Producers: Eminem, Luis Resto, Dr. Dre, Kon Artis, Mike Elizondo
Features: D12, Obie Trice
It’s not really fair to compare an incomplete body of work, released without the artist's consent, to proper studio albums, but the music on the Straight From the Lab EP is strong enough that it deserves inclusion on this list. Also, because it answers the question, “What would it sound like if Eminem made a ‘normal’ rap album?”
Leaked by a friend of Eminem’s younger brother, Nate Mathers, who found a CD of works-in-progress lying around the house, this collection represents a snapshot of the solo material Eminem was creating during the post-8 Mile, pre-Encore era. Clearly influenced by his time with 50 Cent, surging with confidence from his unhindered success, these songs find Mathers making what is by far the most straight-ahead hip-hop of his career.
This collection represents a snapshot of the solo material Eminem was creating during the post-8 Mile, pre-Encore era. Clearly influenced by his time with 50 Cent, surging with confidence from his unhindered success, these songs find Mathers making what is by far the most straight-ahead hip-hop of his career.
Similar in their dark tone to the production work he'd been providing for the likes of Jay Z, Nas and 50, songs like “We As Americans” and “Monkey See, Monkey Do” eschew the use metaphors and humor that accent most of his work in favor of declamation and explanation. Even the collection’s twisted love/domestic violence ballad, “Love You More,” barrels straight ahead—replacing the clever conceits of “Just The Two Of Us” and “Kim” with unflinching passion and honest, extremely honest, urgency: “You fuck other people and I fuck other people/You’re a slut but I’m equal, I’m a mut… So it’s off and on, usually more off than on/You’re the only one I fuck without a condom on.” (Yeeesh! TMI?)
The dichotomy of “Canibitch” and “Bully,” the collection’s two diss records, really demonstrates the change in Eminem’s song writing that happened when he started hanging around 50 Cent. The former, recorded shortly after The Eminem Show, is a goofy cartoon takedown in which Em channels Slick Rick’s “Children’s Story” and spins a ridiculous Looney Tune that involves him impersonating Canibus and driving to Canada with Dr. Dre (and running over Jermaine Dupri along the way) to stomp out "Stanibus." The latter, on the other hand, is a deadly serious dissection of Benzino, Ja Rule, and Irv Gotti that contemplates the violent, and potentially deadly, outcome of rap beef: “If I get killed for this rap, I got a million in cash that says that I will get you back in Hailey’s name.” That’s a long way from threatening to peg Fred Durst with the bottle of dye that he bleached his head with.

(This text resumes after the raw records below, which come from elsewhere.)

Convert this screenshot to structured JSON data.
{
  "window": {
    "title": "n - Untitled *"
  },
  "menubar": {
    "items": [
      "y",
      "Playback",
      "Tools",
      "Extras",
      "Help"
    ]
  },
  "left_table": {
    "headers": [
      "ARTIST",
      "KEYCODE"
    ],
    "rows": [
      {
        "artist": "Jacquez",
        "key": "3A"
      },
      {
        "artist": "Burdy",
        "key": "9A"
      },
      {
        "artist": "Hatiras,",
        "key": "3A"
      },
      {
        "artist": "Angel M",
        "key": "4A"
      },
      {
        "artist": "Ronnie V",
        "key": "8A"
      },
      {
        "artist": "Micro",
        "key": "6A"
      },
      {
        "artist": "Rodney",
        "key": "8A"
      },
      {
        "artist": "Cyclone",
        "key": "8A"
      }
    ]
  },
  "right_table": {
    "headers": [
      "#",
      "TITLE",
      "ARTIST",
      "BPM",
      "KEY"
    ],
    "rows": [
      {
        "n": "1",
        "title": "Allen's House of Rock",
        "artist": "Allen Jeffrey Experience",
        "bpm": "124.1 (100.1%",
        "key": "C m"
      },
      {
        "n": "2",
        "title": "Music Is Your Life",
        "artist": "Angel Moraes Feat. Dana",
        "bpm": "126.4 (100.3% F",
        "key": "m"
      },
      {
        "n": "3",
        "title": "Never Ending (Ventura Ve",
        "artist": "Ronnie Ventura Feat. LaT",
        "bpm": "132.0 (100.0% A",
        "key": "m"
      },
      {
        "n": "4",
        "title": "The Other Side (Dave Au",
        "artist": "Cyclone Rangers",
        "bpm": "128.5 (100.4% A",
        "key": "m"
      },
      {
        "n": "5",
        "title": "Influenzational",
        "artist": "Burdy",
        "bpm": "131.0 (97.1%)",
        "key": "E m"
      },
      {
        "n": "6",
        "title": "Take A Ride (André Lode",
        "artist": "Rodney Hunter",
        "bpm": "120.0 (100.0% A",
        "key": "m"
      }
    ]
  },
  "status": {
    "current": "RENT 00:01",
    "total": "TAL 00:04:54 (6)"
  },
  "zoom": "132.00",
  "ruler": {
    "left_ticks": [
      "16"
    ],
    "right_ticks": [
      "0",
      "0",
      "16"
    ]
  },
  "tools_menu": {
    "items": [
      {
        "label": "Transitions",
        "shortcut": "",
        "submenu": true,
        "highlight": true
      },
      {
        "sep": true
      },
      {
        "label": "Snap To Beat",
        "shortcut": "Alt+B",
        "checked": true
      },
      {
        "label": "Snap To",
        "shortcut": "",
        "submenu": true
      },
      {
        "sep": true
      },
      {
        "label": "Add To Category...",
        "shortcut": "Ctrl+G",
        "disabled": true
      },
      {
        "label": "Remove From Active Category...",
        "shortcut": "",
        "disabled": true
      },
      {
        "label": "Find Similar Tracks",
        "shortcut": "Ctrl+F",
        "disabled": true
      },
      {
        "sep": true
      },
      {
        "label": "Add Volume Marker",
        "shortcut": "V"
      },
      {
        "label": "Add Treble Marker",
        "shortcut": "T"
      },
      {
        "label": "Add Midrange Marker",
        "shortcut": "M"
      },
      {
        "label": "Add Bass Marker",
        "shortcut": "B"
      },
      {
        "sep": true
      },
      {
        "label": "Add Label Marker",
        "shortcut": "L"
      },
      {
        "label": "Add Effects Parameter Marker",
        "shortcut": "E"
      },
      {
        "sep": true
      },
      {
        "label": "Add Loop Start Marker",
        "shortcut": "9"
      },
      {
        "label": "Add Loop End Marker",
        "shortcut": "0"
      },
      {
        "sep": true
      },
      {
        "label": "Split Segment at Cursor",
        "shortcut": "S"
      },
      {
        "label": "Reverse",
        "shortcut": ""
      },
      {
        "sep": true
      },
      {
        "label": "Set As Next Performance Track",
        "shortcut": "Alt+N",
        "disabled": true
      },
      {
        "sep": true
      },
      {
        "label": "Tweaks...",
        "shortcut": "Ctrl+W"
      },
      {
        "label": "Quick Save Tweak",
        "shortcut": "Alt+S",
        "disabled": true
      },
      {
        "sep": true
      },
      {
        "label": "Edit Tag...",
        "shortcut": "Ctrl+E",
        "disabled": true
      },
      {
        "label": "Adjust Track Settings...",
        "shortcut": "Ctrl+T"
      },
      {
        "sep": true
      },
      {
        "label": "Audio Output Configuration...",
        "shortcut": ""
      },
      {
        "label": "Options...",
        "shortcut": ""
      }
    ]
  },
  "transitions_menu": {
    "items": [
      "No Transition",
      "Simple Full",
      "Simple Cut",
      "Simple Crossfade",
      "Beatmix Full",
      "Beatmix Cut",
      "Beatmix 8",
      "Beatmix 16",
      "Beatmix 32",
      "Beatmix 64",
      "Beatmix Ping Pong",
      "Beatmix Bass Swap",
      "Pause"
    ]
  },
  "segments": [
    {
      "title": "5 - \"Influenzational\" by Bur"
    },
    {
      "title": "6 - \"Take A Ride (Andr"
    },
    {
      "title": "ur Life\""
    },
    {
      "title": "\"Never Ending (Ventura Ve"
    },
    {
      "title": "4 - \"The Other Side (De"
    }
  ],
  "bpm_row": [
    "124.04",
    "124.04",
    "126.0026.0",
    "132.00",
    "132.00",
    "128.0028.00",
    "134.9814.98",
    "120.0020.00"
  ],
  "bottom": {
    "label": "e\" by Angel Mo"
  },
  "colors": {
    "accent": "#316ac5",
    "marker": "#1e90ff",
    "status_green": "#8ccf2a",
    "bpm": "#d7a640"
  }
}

One can’t help but wonder how different Encore might have been had these songs not leaked; had Eminem recorded the entire album in the shadow of Get Rich Or Die Tryin’ and 8 Mile rather than the following year. But that’s fan fiction for another day.
It may only be a collection of sketches of an aborted album. But the Straight From the Lab EP was sourced from one of the most exciting moments of Eminem’s career and its value cannot be overstated. —Noah Callahan-Bever